- to reconsider, especially profoundly.
- the act of reconsidering.
Origin of rethink
Dictionary.com Unabridged Based on the Random House Unabridged Dictionary, © Random House, Inc. 2018
Examples from the Web for rethink
I hope it gets liberals to vote this November, and gets moderates to rethink their positions.Ten Reasons Women Are Losing While Gays Keep Winning
July 6, 2014
In the aftermath of the accident, House began to rethink his life.Surviving War Doesn’t Turn All Veterans into Victims, Sometimes it Helps Them Grow
May 18, 2014
But it would appear their use for the separatists was for a more short-term goal: to cause the government to rethink its assault.Eastern Ukraine Explodes, Russian Invasion Grows More Likely

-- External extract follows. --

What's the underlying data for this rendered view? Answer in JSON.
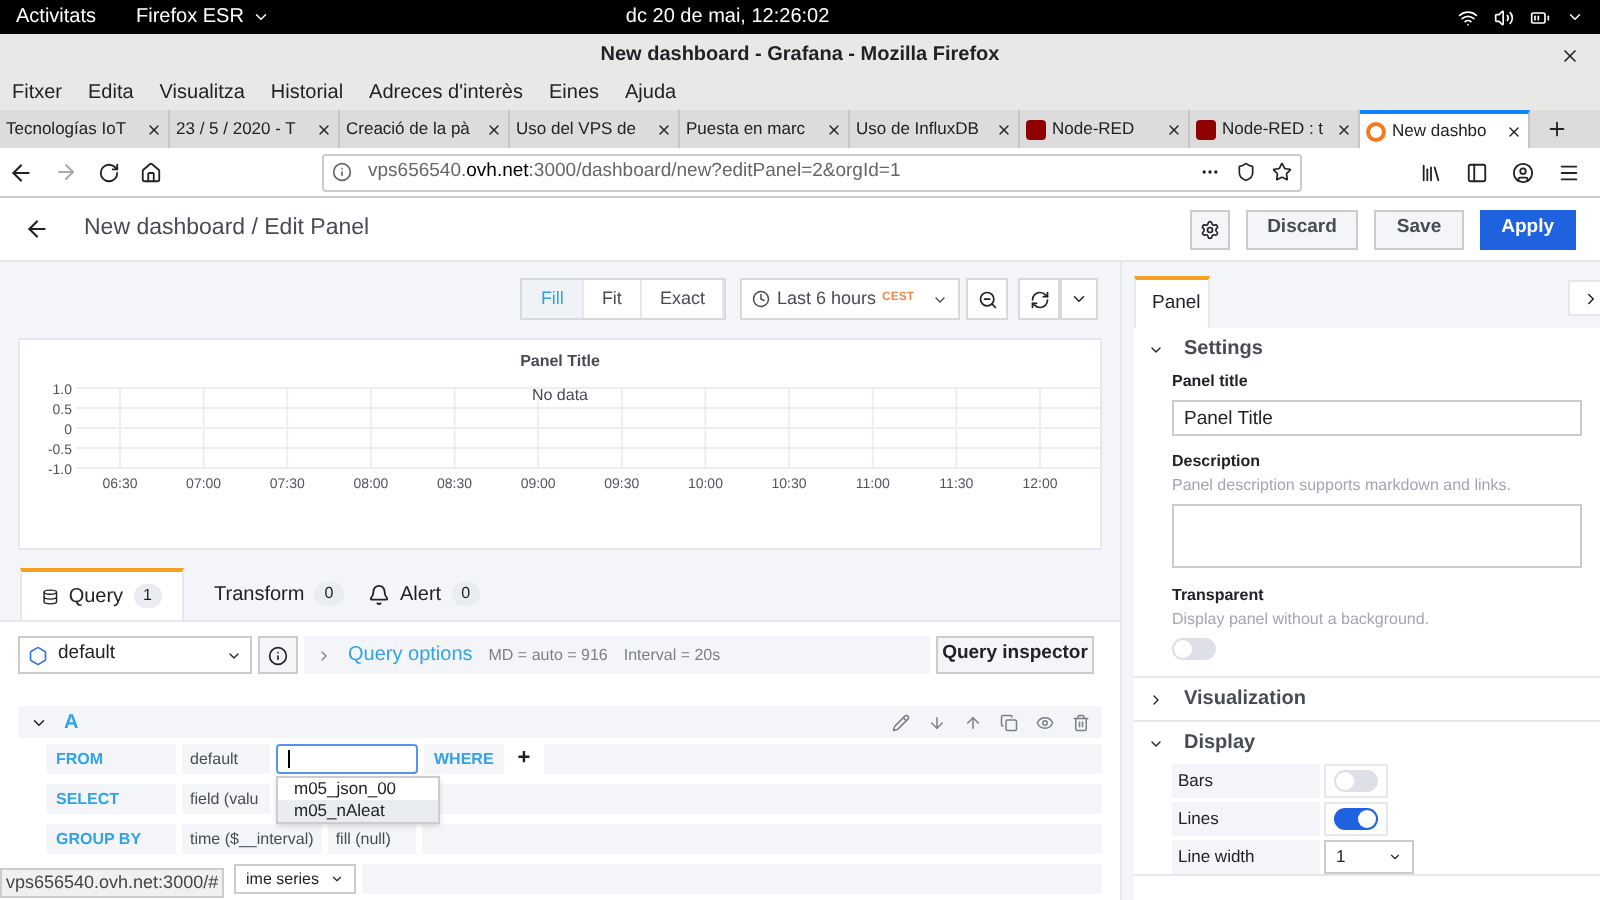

May 2, 2014
When the president of the United States and his spymaster sound like Putin, it might be time to rethink things.Did Putin or Obama Say ‘We Don’t Have a Domestic Spying Program’?
April 17, 2014
If it is successful, perhaps the dummies who determine what we see on television will rethink their mantra.The New 'Cosmos' Reboot Marks a Promising New Era for Science
Lawrence M. Krauss
March 10, 2014
- to think about (something) again, esp with a view to changing one's tactics or opinions
- the act or an instance of thinking again
Collins English Dictionary - Complete & Unabridged 2012 Digital Edition © William Collins Sons & Co. Ltd. 1979, 1986 © HarperCollins Publishers 1998, 2000, 2003, 2005, 2006, 2007, 2009, 2012
Word Origin and History for rethink
Online Etymology Dictionary, © 2010 Douglas Harper